What if James Dean were a twin-tailed manta ray swimming in Jupiter's atmosphere? Bestselling Star Wars
novelist Zahn (Angelmass) gives us a tale of teen coming-of-age angst set in the herd society of the Qanska, intelligent herbivores who inhabit the equatorial band of the gas giant. Suspecting them to be non-native life, Earth's corporate masters, the Five Hundred, send in a spy to find their hidden star drive. Facing their own disaster, the Qanska agree, hoping to gain a human perspective on the impending exhaustion of their ecology. What neither side can count on is how the person injected into the Qanskan world will react. Matt Raimey, a 22-year-old paralyzed by a skiing accident, agrees to have his brain transplanted into a Qanska fetus. Given a second chance to be mobile, he also unexpectedly gets another chance to mature. Zahn concentrates more on the psychological processes at work than on the technological. Solutions to problems arise from better emotional and intellectual integrity, not simply larger databases. While the author doesn't get as deep into his characters as they do into Jupiter's depths, his portrayal of Matt/Manta is direct and involving. Qanskan life, looking much like marine reef life on Earth, is intriguingly portrayed, even if the biology of the Qanskan problem is suspect. YA readers looking for more than the usual SF action-adventure should be well pleased. (Oct.)
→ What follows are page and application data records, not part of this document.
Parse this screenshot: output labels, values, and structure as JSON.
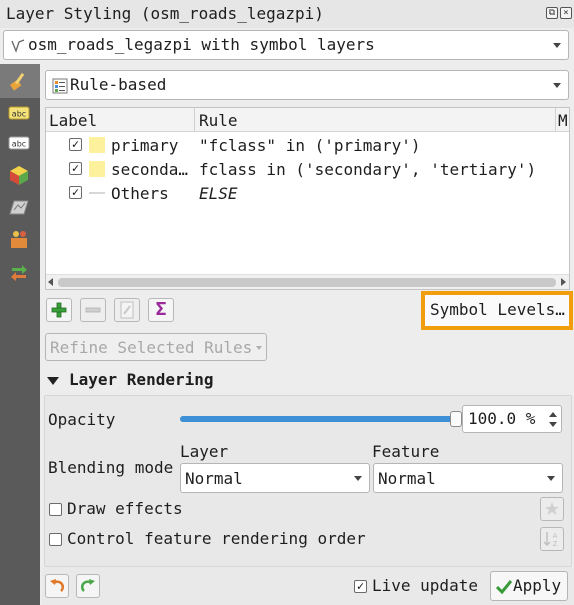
{
  "window": {
    "title": "Layer Styling (osm_roads_legazpi)"
  },
  "layer_select": {
    "value": "osm_roads_legazpi with symbol layers"
  },
  "renderer_select": {
    "value": "Rule-based"
  },
  "sidebar": {
    "items": [
      {
        "icon": "paintbrush-icon"
      },
      {
        "icon": "labels-icon"
      },
      {
        "icon": "masks-icon"
      },
      {
        "icon": "3d-view-icon"
      },
      {
        "icon": "diagrams-icon"
      },
      {
        "icon": "fields-icon"
      },
      {
        "icon": "history-icon"
      }
    ]
  },
  "rules_tree": {
    "columns": [
      "Label",
      "Rule",
      "M"
    ],
    "rows": [
      {
        "checked": "✓",
        "label": "primary",
        "rule": "\"fclass\" in ('primary')",
        "swatch": "#fdf19e"
      },
      {
        "checked": "✓",
        "label": "seconda…",
        "rule": "fclass in ('secondary', 'tertiary')",
        "swatch": "#fdf19e"
      },
      {
        "checked": "✓",
        "label": "Others",
        "rule": "ELSE",
        "swatch": "none"
      }
    ]
  },
  "toolbar": {
    "add_icon": "plus-icon",
    "remove_icon": "minus-icon",
    "edit_icon": "edit-icon",
    "sum_symbol": "Σ",
    "symbol_levels_label": "Symbol Levels…",
    "refine_label": "Refine Selected Rules"
  },
  "layer_rendering": {
    "section_title": "Layer Rendering",
    "opacity_label": "Opacity",
    "opacity_value": "100.0 %",
    "opacity_fraction": 1.0,
    "blending_label": "Blending mode",
    "layer_label": "Layer",
    "layer_blend": "Normal",
    "feature_label": "Feature",
    "feature_blend": "Normal",
    "draw_effects_label": "Draw effects",
    "control_order_label": "Control feature rendering order"
  },
  "bottom": {
    "live_update_label": "Live update",
    "live_update_checked": "✓",
    "apply_label": "Apply"
  },
  "colors": {
    "accent": "#3d8fd6",
    "highlight": "#f29d0b"
  }
}
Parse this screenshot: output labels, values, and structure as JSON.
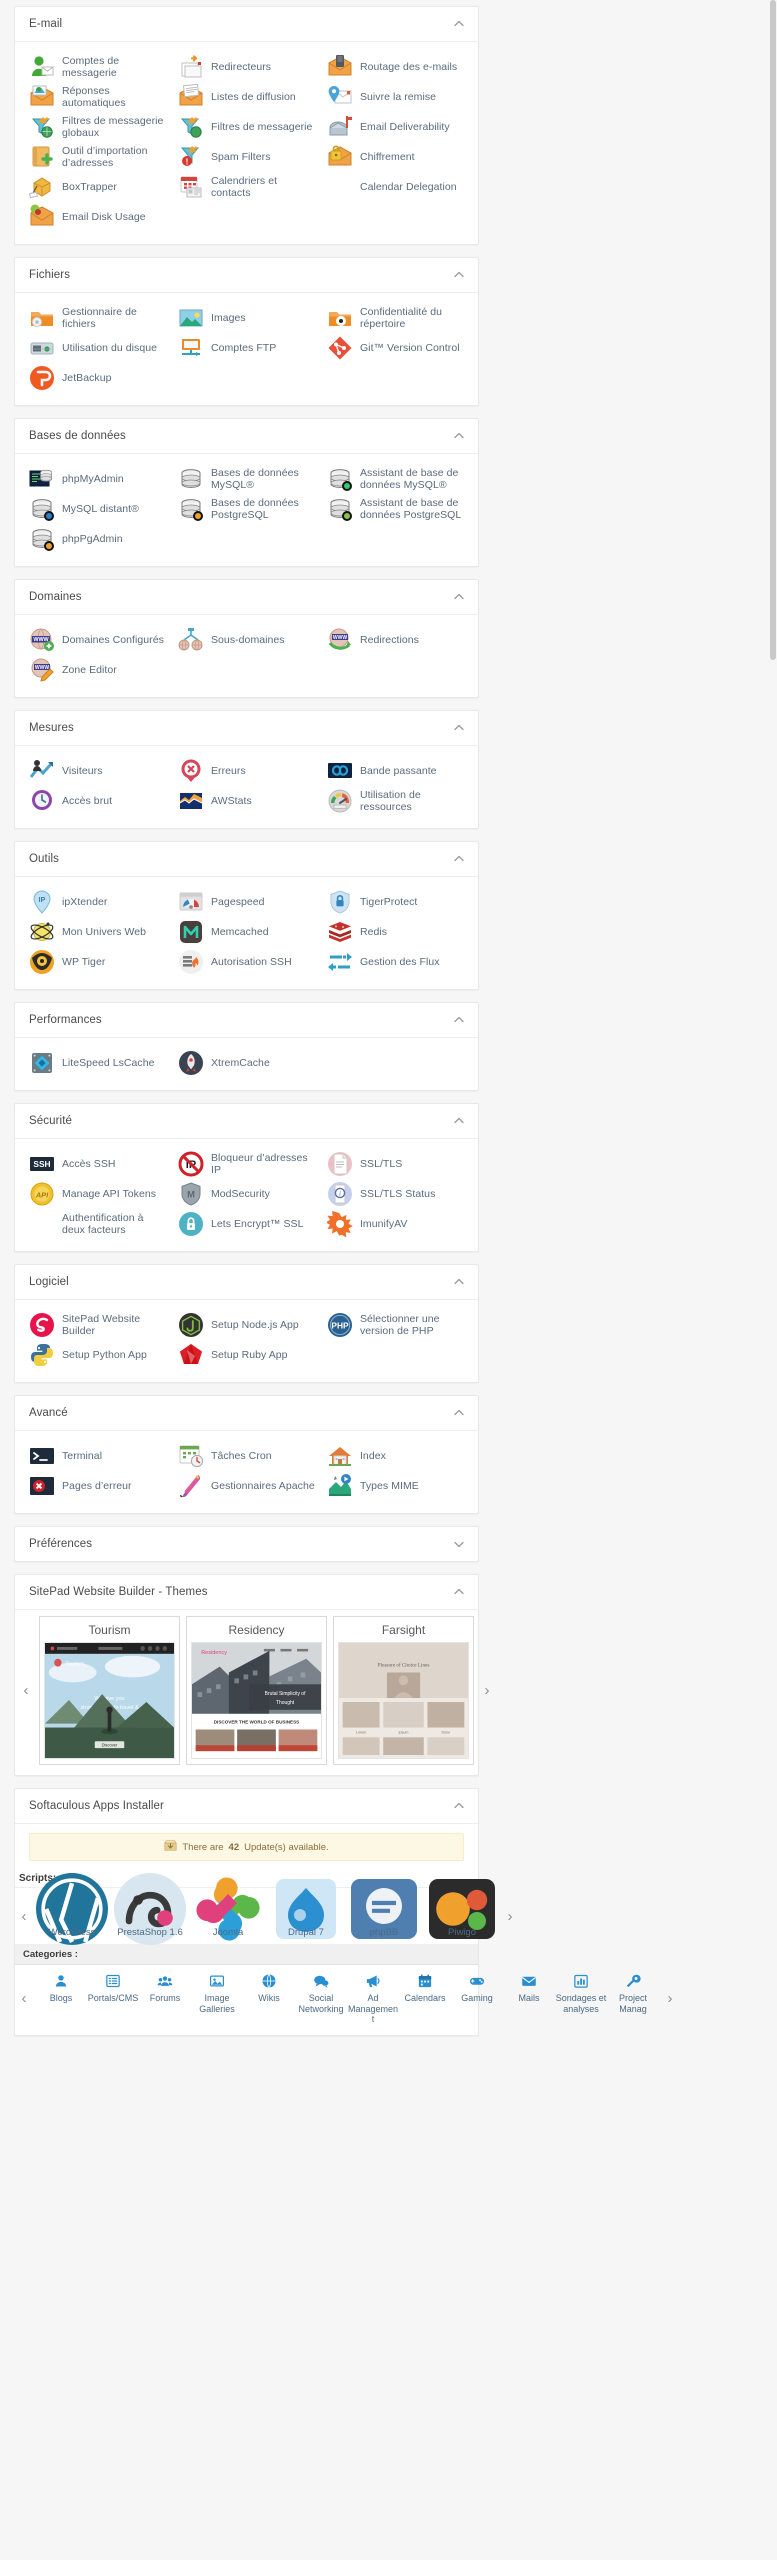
{
  "sections": [
    {
      "id": "email",
      "title": "E-mail",
      "collapse_icon": "chevron-up-icon",
      "items": [
        {
          "label": "Comptes de messagerie",
          "icon": "email-accounts-icon"
        },
        {
          "label": "Redirecteurs",
          "icon": "forwarders-icon"
        },
        {
          "label": "Routage des e-mails",
          "icon": "email-routing-icon"
        },
        {
          "label": "Réponses automatiques",
          "icon": "autoresponders-icon"
        },
        {
          "label": "Listes de diffusion",
          "icon": "mailing-lists-icon"
        },
        {
          "label": "Suivre la remise",
          "icon": "track-delivery-icon"
        },
        {
          "label": "Filtres de messagerie globaux",
          "icon": "global-email-filters-icon"
        },
        {
          "label": "Filtres de messagerie",
          "icon": "email-filters-icon"
        },
        {
          "label": "Email Deliverability",
          "icon": "email-deliverability-icon"
        },
        {
          "label": "Outil d’importation d’adresses",
          "icon": "address-importer-icon"
        },
        {
          "label": "Spam Filters",
          "icon": "spam-filters-icon"
        },
        {
          "label": "Chiffrement",
          "icon": "encryption-icon"
        },
        {
          "label": "BoxTrapper",
          "icon": "boxtrapper-icon"
        },
        {
          "label": "Calendriers et contacts",
          "icon": "calendars-contacts-icon"
        },
        {
          "label": "Calendar Delegation",
          "icon": "none"
        },
        {
          "label": "Email Disk Usage",
          "icon": "email-disk-usage-icon"
        }
      ]
    },
    {
      "id": "fichiers",
      "title": "Fichiers",
      "collapse_icon": "chevron-up-icon",
      "items": [
        {
          "label": "Gestionnaire de fichiers",
          "icon": "file-manager-icon"
        },
        {
          "label": "Images",
          "icon": "images-icon"
        },
        {
          "label": "Confidentialité du répertoire",
          "icon": "directory-privacy-icon"
        },
        {
          "label": "Utilisation du disque",
          "icon": "disk-usage-icon"
        },
        {
          "label": "Comptes FTP",
          "icon": "ftp-accounts-icon"
        },
        {
          "label": "Git™ Version Control",
          "icon": "git-version-control-icon"
        },
        {
          "label": "JetBackup",
          "icon": "jetbackup-icon"
        }
      ]
    },
    {
      "id": "bases",
      "title": "Bases de données",
      "collapse_icon": "chevron-up-icon",
      "items": [
        {
          "label": "phpMyAdmin",
          "icon": "phpmyadmin-icon"
        },
        {
          "label": "Bases de données MySQL®",
          "icon": "mysql-databases-icon"
        },
        {
          "label": "Assistant de base de données MySQL®",
          "icon": "mysql-wizard-icon"
        },
        {
          "label": "MySQL distant®",
          "icon": "remote-mysql-icon"
        },
        {
          "label": "Bases de données PostgreSQL",
          "icon": "postgresql-databases-icon"
        },
        {
          "label": "Assistant de base de données PostgreSQL",
          "icon": "postgresql-wizard-icon"
        },
        {
          "label": "phpPgAdmin",
          "icon": "phppgadmin-icon"
        }
      ]
    },
    {
      "id": "domaines",
      "title": "Domaines",
      "collapse_icon": "chevron-up-icon",
      "items": [
        {
          "label": "Domaines Configurés",
          "icon": "domains-icon"
        },
        {
          "label": "Sous-domaines",
          "icon": "subdomains-icon"
        },
        {
          "label": "Redirections",
          "icon": "redirects-icon"
        },
        {
          "label": "Zone Editor",
          "icon": "zone-editor-icon"
        }
      ]
    },
    {
      "id": "mesures",
      "title": "Mesures",
      "collapse_icon": "chevron-up-icon",
      "items": [
        {
          "label": "Visiteurs",
          "icon": "visitors-icon"
        },
        {
          "label": "Erreurs",
          "icon": "errors-icon"
        },
        {
          "label": "Bande passante",
          "icon": "bandwidth-icon"
        },
        {
          "label": "Accès brut",
          "icon": "raw-access-icon"
        },
        {
          "label": "AWStats",
          "icon": "awstats-icon"
        },
        {
          "label": "Utilisation de ressources",
          "icon": "resource-usage-icon"
        }
      ]
    },
    {
      "id": "outils",
      "title": "Outils",
      "collapse_icon": "chevron-up-icon",
      "items": [
        {
          "label": "ipXtender",
          "icon": "ipxtender-icon"
        },
        {
          "label": "Pagespeed",
          "icon": "pagespeed-icon"
        },
        {
          "label": "TigerProtect",
          "icon": "tigerprotect-icon"
        },
        {
          "label": "Mon Univers Web",
          "icon": "mon-univers-web-icon"
        },
        {
          "label": "Memcached",
          "icon": "memcached-icon"
        },
        {
          "label": "Redis",
          "icon": "redis-icon"
        },
        {
          "label": "WP Tiger",
          "icon": "wp-tiger-icon"
        },
        {
          "label": "Autorisation SSH",
          "icon": "ssh-authorization-icon"
        },
        {
          "label": "Gestion des Flux",
          "icon": "flux-management-icon"
        }
      ]
    },
    {
      "id": "performances",
      "title": "Performances",
      "collapse_icon": "chevron-up-icon",
      "items": [
        {
          "label": "LiteSpeed LsCache",
          "icon": "litespeed-lscache-icon"
        },
        {
          "label": "XtremCache",
          "icon": "xtremcache-icon"
        }
      ]
    },
    {
      "id": "securite",
      "title": "Sécurité",
      "collapse_icon": "chevron-up-icon",
      "items": [
        {
          "label": "Accès SSH",
          "icon": "ssh-access-icon"
        },
        {
          "label": "Bloqueur d’adresses IP",
          "icon": "ip-blocker-icon"
        },
        {
          "label": "SSL/TLS",
          "icon": "ssl-tls-icon"
        },
        {
          "label": "Manage API Tokens",
          "icon": "api-tokens-icon"
        },
        {
          "label": "ModSecurity",
          "icon": "modsecurity-icon"
        },
        {
          "label": "SSL/TLS Status",
          "icon": "ssl-tls-status-icon"
        },
        {
          "label": "Authentification à deux facteurs",
          "icon": "none"
        },
        {
          "label": "Lets Encrypt™ SSL",
          "icon": "lets-encrypt-icon"
        },
        {
          "label": "ImunifyAV",
          "icon": "imunifyav-icon"
        }
      ]
    },
    {
      "id": "logiciel",
      "title": "Logiciel",
      "collapse_icon": "chevron-up-icon",
      "items": [
        {
          "label": "SitePad Website Builder",
          "icon": "sitepad-icon"
        },
        {
          "label": "Setup Node.js App",
          "icon": "nodejs-icon"
        },
        {
          "label": "Sélectionner une version de PHP",
          "icon": "php-selector-icon"
        },
        {
          "label": "Setup Python App",
          "icon": "python-icon"
        },
        {
          "label": "Setup Ruby App",
          "icon": "ruby-icon"
        }
      ]
    },
    {
      "id": "avance",
      "title": "Avancé",
      "collapse_icon": "chevron-up-icon",
      "items": [
        {
          "label": "Terminal",
          "icon": "terminal-icon"
        },
        {
          "label": "Tâches Cron",
          "icon": "cron-jobs-icon"
        },
        {
          "label": "Index",
          "icon": "indexes-icon"
        },
        {
          "label": "Pages d’erreur",
          "icon": "error-pages-icon"
        },
        {
          "label": "Gestionnaires Apache",
          "icon": "apache-handlers-icon"
        },
        {
          "label": "Types MIME",
          "icon": "mime-types-icon"
        }
      ]
    },
    {
      "id": "preferences",
      "title": "Préférences",
      "collapse_icon": "chevron-down-icon",
      "items": []
    }
  ],
  "themes_panel": {
    "title": "SitePad Website Builder - Themes",
    "collapse_icon": "chevron-up-icon",
    "prev_arrow": "‹",
    "next_arrow": "›",
    "themes": [
      {
        "name": "Tourism",
        "hero_text": "We give you strong desire to travel &",
        "brand": "Tourism",
        "cta": "Discover"
      },
      {
        "name": "Residency",
        "hero_text": "Brutal Simplicity of Thought",
        "brand": "Residency",
        "cta": "DISCOVER THE WORLD OF BUSINESS"
      },
      {
        "name": "Farsight",
        "hero_text": "Pleasure of Choice Lines",
        "brand": "Farsight",
        "cta": ""
      }
    ]
  },
  "softaculous": {
    "title": "Softaculous Apps Installer",
    "collapse_icon": "chevron-up-icon",
    "alert_prefix": "There are",
    "alert_count": "42",
    "alert_suffix": "Update(s) available.",
    "alert_icon": "update-box-icon",
    "scripts_label": "Scripts:",
    "categories_label": "Categories :",
    "prev_arrow": "‹",
    "next_arrow": "›",
    "apps": [
      {
        "name": "WordPress",
        "icon": "wordpress-icon"
      },
      {
        "name": "PrestaShop 1.6",
        "icon": "prestashop-icon"
      },
      {
        "name": "Joomla",
        "icon": "joomla-icon"
      },
      {
        "name": "Drupal 7",
        "icon": "drupal-icon"
      },
      {
        "name": "phpBB",
        "icon": "phpbb-icon"
      },
      {
        "name": "Piwigo",
        "icon": "piwigo-icon"
      }
    ],
    "categories": [
      {
        "name": "Blogs",
        "icon": "person-icon"
      },
      {
        "name": "Portals/CMS",
        "icon": "list-icon"
      },
      {
        "name": "Forums",
        "icon": "people-icon"
      },
      {
        "name": "Image Galleries",
        "icon": "picture-icon"
      },
      {
        "name": "Wikis",
        "icon": "globe-icon"
      },
      {
        "name": "Social Networking",
        "icon": "chat-icon"
      },
      {
        "name": "Ad Management",
        "icon": "megaphone-icon"
      },
      {
        "name": "Calendars",
        "icon": "calendar-icon"
      },
      {
        "name": "Gaming",
        "icon": "gamepad-icon"
      },
      {
        "name": "Mails",
        "icon": "envelope-icon"
      },
      {
        "name": "Sondages et analyses",
        "icon": "chart-icon"
      },
      {
        "name": "Project Manag",
        "icon": "wrench-icon"
      }
    ]
  },
  "colors": {
    "link": "#5a6b7d",
    "panel_bg": "#ffffff",
    "page_bg": "#f6f6f6",
    "alert_bg": "#fcf8e3",
    "alert_text": "#8a6d3b",
    "soft_link": "#4b6a86"
  }
}
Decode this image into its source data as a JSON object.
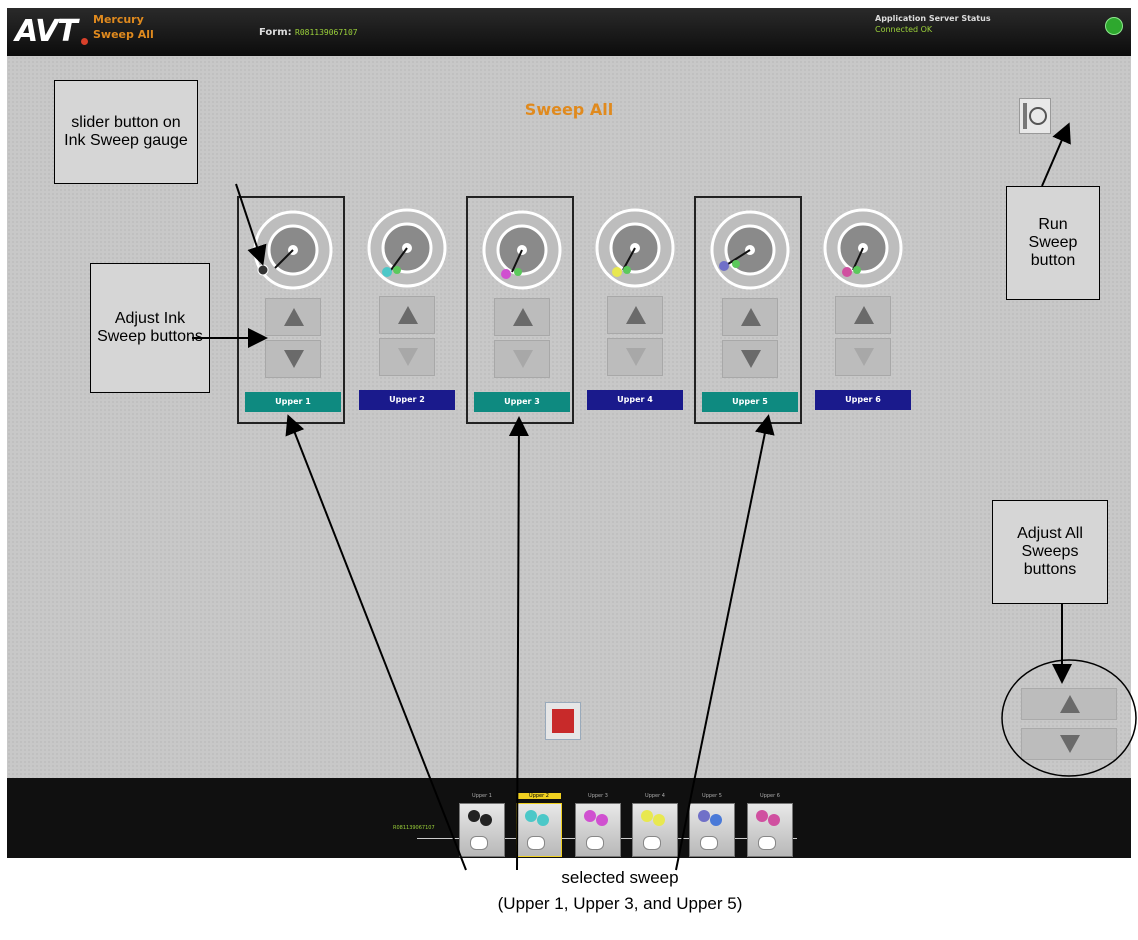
{
  "header": {
    "logo": "AVT",
    "app_name": "Mercury",
    "screen_name": "Sweep All",
    "form_label": "Form:",
    "form_value": "R081139067107",
    "server_status_label": "Application Server Status",
    "server_status_value": "Connected OK"
  },
  "main": {
    "title": "Sweep All",
    "sweeps": [
      {
        "label": "Upper 1",
        "selected": true
      },
      {
        "label": "Upper 2",
        "selected": false
      },
      {
        "label": "Upper 3",
        "selected": true
      },
      {
        "label": "Upper 4",
        "selected": false
      },
      {
        "label": "Upper 5",
        "selected": true
      },
      {
        "label": "Upper 6",
        "selected": false
      }
    ]
  },
  "bottom": {
    "form_id": "R081139067107",
    "units": [
      "Upper 1",
      "Upper 2",
      "Upper 3",
      "Upper 4",
      "Upper 5",
      "Upper 6"
    ]
  },
  "callouts": {
    "slider": "slider button on Ink Sweep gauge",
    "adjust": "Adjust Ink Sweep buttons",
    "run": "Run Sweep button",
    "adjust_all": "Adjust All Sweeps buttons",
    "caption_line1": "selected sweep",
    "caption_line2": "(Upper 1, Upper 3, and Upper 5)"
  },
  "colors": {
    "accent_orange": "#e08a1e",
    "tab_active": "#0e8a80",
    "tab_inactive": "#1a1a8c",
    "status_green": "#9bd13a"
  }
}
FYI:The author's "Cascade Point" won the Hugo Award for best novella in 1984.